● Exercise inputs:
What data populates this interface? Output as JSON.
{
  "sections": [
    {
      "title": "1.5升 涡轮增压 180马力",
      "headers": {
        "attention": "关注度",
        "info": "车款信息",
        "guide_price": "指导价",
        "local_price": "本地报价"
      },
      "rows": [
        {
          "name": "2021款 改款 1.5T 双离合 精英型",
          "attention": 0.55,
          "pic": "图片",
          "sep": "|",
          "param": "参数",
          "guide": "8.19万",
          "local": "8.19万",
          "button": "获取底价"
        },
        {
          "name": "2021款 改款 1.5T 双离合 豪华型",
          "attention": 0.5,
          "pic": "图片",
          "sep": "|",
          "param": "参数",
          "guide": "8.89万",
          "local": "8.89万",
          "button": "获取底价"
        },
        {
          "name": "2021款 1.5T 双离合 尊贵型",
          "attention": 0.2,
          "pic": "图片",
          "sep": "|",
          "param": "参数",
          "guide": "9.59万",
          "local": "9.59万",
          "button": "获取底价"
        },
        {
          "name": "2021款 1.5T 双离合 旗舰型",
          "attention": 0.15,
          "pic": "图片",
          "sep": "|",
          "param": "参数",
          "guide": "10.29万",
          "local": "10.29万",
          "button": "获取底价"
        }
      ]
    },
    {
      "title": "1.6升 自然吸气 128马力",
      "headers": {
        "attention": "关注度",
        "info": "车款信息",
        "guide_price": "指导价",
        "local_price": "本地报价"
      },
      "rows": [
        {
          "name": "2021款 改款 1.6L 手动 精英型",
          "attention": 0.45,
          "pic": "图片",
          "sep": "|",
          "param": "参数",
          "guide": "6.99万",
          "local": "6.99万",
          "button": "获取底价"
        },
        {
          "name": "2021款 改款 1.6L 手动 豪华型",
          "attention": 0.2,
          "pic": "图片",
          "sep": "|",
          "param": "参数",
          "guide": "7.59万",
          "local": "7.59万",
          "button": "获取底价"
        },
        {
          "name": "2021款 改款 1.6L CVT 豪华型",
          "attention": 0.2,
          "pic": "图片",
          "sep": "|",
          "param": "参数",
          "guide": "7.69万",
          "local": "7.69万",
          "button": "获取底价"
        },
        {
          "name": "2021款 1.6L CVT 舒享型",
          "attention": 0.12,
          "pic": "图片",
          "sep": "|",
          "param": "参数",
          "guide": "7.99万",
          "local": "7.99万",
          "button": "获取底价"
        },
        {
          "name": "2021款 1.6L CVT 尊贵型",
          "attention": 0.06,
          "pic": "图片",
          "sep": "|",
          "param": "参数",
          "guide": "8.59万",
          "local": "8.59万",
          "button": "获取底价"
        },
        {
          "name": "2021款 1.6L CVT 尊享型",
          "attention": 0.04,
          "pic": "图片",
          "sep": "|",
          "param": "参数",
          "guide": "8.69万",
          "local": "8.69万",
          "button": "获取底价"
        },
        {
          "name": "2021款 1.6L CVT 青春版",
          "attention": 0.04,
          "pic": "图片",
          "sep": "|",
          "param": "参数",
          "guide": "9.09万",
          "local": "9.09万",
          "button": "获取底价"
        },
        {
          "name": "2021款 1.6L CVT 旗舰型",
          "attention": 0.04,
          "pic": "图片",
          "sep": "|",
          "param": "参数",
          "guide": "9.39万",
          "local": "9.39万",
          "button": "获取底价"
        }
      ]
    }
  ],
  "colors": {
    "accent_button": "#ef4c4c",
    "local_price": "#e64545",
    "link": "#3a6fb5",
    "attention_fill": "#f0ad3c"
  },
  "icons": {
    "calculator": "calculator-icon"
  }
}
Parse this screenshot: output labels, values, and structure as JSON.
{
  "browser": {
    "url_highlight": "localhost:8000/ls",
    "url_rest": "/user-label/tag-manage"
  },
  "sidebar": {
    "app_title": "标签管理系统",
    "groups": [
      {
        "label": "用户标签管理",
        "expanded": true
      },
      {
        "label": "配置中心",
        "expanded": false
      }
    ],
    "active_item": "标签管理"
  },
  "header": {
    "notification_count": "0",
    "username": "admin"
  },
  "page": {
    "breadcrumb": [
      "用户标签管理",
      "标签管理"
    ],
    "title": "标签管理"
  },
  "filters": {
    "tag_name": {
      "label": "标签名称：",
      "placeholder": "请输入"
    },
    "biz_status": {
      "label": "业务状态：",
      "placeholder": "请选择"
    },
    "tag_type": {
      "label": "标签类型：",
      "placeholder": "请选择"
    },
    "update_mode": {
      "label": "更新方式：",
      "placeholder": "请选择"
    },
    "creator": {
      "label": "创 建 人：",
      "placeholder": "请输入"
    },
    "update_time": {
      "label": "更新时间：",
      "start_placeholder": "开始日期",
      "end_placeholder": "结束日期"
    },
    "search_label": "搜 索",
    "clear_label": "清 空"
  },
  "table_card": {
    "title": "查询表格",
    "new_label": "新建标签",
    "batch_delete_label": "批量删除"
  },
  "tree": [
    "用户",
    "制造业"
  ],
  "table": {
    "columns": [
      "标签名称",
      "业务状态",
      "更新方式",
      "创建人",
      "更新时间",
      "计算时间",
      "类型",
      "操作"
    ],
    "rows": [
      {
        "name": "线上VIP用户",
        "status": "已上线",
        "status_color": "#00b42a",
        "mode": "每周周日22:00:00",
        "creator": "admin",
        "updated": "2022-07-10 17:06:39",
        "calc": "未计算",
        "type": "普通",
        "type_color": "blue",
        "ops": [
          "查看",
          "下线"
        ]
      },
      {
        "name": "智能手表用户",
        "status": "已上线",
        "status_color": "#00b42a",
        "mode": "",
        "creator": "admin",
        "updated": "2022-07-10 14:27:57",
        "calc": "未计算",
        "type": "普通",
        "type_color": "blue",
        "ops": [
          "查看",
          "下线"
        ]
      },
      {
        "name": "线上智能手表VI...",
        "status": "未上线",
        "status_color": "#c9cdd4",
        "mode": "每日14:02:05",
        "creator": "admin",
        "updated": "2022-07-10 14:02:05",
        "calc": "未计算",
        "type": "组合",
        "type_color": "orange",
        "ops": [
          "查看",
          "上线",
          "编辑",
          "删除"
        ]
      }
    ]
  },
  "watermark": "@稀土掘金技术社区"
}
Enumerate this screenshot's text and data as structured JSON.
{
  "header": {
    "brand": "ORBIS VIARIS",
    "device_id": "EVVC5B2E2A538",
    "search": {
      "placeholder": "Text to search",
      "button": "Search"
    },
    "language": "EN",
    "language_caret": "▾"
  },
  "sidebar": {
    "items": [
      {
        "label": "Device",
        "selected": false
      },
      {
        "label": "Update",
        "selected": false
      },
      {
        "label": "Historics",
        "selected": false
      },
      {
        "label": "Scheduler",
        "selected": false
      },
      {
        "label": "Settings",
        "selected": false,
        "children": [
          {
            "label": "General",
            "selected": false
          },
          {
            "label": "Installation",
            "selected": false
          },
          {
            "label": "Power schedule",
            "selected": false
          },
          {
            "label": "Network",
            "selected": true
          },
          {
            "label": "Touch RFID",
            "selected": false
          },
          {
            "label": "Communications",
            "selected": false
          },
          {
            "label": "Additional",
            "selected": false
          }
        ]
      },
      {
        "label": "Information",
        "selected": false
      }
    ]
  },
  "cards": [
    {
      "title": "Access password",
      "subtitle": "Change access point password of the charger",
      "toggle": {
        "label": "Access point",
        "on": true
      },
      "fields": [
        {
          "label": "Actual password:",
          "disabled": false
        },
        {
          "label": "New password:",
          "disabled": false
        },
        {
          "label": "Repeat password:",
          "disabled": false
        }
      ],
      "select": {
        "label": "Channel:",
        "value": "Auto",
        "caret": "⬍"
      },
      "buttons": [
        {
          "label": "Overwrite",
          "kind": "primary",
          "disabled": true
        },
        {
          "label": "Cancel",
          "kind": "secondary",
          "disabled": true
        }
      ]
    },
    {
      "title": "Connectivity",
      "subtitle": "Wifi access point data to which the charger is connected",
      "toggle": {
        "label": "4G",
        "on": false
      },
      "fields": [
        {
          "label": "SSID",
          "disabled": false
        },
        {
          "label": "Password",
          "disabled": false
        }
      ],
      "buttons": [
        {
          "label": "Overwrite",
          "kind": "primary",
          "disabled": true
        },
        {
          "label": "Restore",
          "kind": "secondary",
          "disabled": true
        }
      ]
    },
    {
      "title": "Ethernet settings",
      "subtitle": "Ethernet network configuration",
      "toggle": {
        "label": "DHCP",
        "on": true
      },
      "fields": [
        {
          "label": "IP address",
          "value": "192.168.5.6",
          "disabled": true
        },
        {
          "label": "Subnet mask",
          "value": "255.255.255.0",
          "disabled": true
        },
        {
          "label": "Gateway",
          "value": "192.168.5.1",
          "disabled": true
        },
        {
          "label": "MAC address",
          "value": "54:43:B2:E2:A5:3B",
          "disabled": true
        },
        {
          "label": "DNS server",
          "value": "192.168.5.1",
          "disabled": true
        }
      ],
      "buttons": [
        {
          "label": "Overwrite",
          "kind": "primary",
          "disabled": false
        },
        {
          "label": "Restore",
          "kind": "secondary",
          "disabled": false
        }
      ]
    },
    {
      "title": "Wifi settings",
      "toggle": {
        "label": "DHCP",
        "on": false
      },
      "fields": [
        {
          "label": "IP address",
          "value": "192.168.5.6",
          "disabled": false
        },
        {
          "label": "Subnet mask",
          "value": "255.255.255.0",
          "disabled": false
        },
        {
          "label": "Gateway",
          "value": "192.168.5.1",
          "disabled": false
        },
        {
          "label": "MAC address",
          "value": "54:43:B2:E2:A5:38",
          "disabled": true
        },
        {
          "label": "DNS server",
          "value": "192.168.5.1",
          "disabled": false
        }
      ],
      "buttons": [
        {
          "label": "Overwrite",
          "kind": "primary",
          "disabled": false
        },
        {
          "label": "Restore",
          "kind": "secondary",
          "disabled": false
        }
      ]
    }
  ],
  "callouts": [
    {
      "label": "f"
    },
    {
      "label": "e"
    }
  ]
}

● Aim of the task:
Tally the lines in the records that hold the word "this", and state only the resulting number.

● Written answer:
3